Financial, operational, and clinical uses of data will only grow as the ability to collect and analyze practice data improves, but as the amount of data practices can collect increases, it also is important to pay attention to which metrics truly matter and who owns that data, says Liz Quam, executive director of the CDI Quality Institute, the non-profit organization directly affiliated with the Minneapolis, MN-based Center for Diagnostic Imaging (CDI), a multistate provider network for diagnostic imaging, interventional radiology, and mobile imaging services.

As it became time for CDI to upgrade and rebuild its data warehouse, it led to some tough discussions about what the use of data will be in the future, Quam says. One novel use of data CDI has pilot tested with some of the primary care groups it serves is sharing the appropriateness score on individual studies with the ordering physicians. To achieve this, contracts had to be carefully constructed so that the appropriateness scoring would remain confidential between CDI and the ordering physicians’ organization. “We certainly don’t want those scores to be used inappropriately, but giving them to the physicians themselves is probably very useful,” Quam says.[[{"type":"media","view_mode":"media_crop","fid":"28748","attributes":{"alt":"Liz Quam","class":"media-image media-image-right","id":"media_crop_754631804501","media_crop_h":"0","media_crop_image_style":"-1","media_crop_instance":"2934","media_crop_rotate":"0","media_crop_scale_h":"0","media_crop_scale_w":"0","media_crop_w":"0","media_crop_x":"0","media_crop_y":"0","style":"height: 161px; width: 161px; border-width: 0px; border-style: solid; margin: 1px; float: right;","title":"Liz Quam, CDI Quality Institute","typeof":"foaf:Image"}}]]

The practices in the pilot report that having the appropriateness score on the ordered studies allows them to go back and have their own objective data-based discussion within the group about individual physicians’ ordering practices.

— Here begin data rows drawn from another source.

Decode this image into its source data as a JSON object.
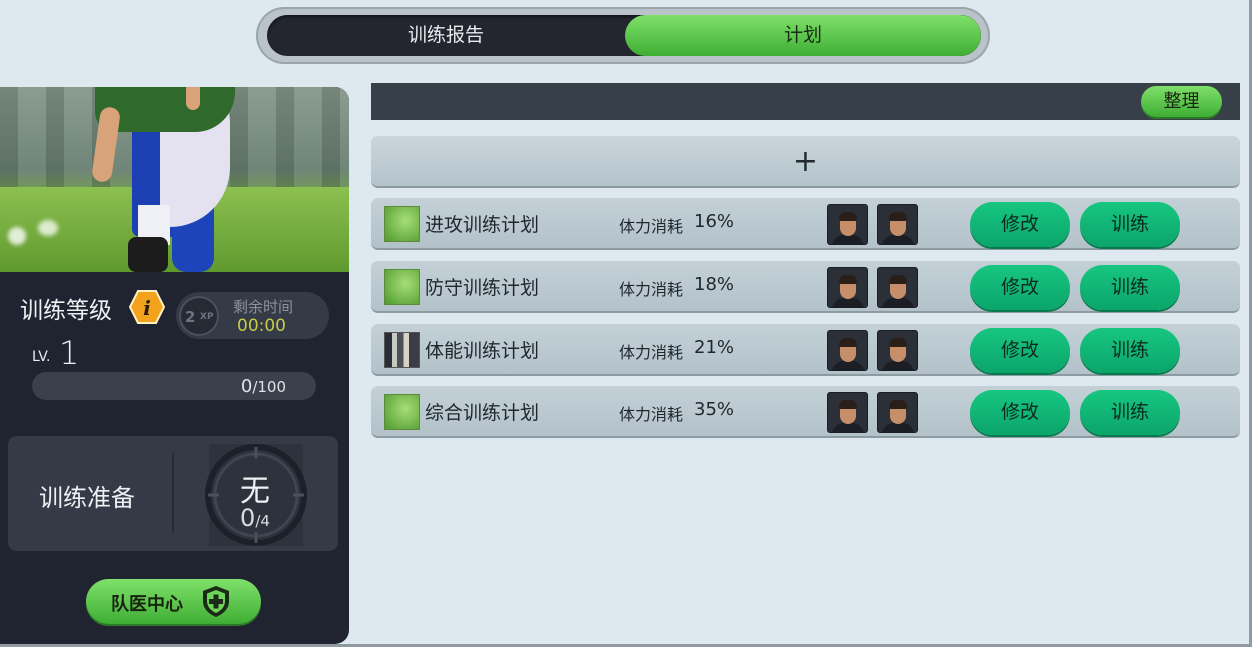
{
  "tabs": {
    "report_label": "训练报告",
    "plan_label": "计划",
    "active": "plan"
  },
  "left_panel": {
    "level_title": "训练等级",
    "xp_badge": {
      "text": "2",
      "sub": "XP"
    },
    "remaining": {
      "label": "剩余时间",
      "time": "00:00"
    },
    "level": {
      "prefix": "LV.",
      "value": "1"
    },
    "xp_progress": {
      "current": "0",
      "max": "/100",
      "fraction": 0
    },
    "prep": {
      "label": "训练准备",
      "slot_text": "无",
      "count": "0",
      "count_max": "/4"
    },
    "doctor_button": {
      "label": "队医中心"
    }
  },
  "toolbar": {
    "sort_label": "整理"
  },
  "add_plan": {
    "label": "+"
  },
  "plans": [
    {
      "name": "进攻训练计划",
      "cost_label": "体力消耗",
      "cost_value": "16%",
      "thumb": "grass-field",
      "edit_label": "修改",
      "train_label": "训练"
    },
    {
      "name": "防守训练计划",
      "cost_label": "体力消耗",
      "cost_value": "18%",
      "thumb": "grass-field",
      "edit_label": "修改",
      "train_label": "训练"
    },
    {
      "name": "体能训练计划",
      "cost_label": "体力消耗",
      "cost_value": "21%",
      "thumb": "gym",
      "edit_label": "修改",
      "train_label": "训练"
    },
    {
      "name": "综合训练计划",
      "cost_label": "体力消耗",
      "cost_value": "35%",
      "thumb": "grass-field",
      "edit_label": "修改",
      "train_label": "训练"
    }
  ],
  "colors": {
    "accent_green": "#4fc43d",
    "action_green": "#10b977",
    "panel_dark": "#1f2430",
    "timer_yellow": "#c6cc46"
  }
}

In one recent case, it led the ordering physicians to review their ultrasound ordering because the ultrasounds were leading to follow-up studies so frequently that it was likely best just to skip them and go straight to the more detailed study.

Quam also notes that practices will need to address the requirement created by the latest sustainable growth rate (SGR) formula patch that all advanced imaging orders for Medicare patients go through some form of clinical decision support (CDS) by the end of 2017.

“All [radiology professionals] have to figure out how to do this,” she says. “Are we going to do it through an EMR system our partner hospital has? Are we going to offer it ourselves, such as CDI is doing through a physician portal, especially for those physicians who are not connected to the EMR? And once we have done that, what kind of data do we want to get out of it?”

One of the hardest things to look at with data is correlation of appropriateness scores to findings, Quam notes. “We can do that because we can do a word search of our reports and there isn’t anyone else who can do that, including the radiology benefit managers who are trying to figure out how to morph into the CDS space,” she says.

In addition, CDI has begun looking at how many times primary care physicians initiate a consult with the radiologist to get some guidance when an order with a low appropriateness score is placed. “That is of great interest to a couple of our primary care groups in the pilot phase that have risk sharing arrangements with payors,” Quam says.

Thinking through carefully what data you will need, who owns the data and how the data will be shared is a big challenge in future contracting, Quam predicts. “Ownership of data and access to data is going to be more and more an issue of importance to radiologists,” she says. 

It is one of the many hard issues practices will confront along the road to realizing the promise of data in real-world situations.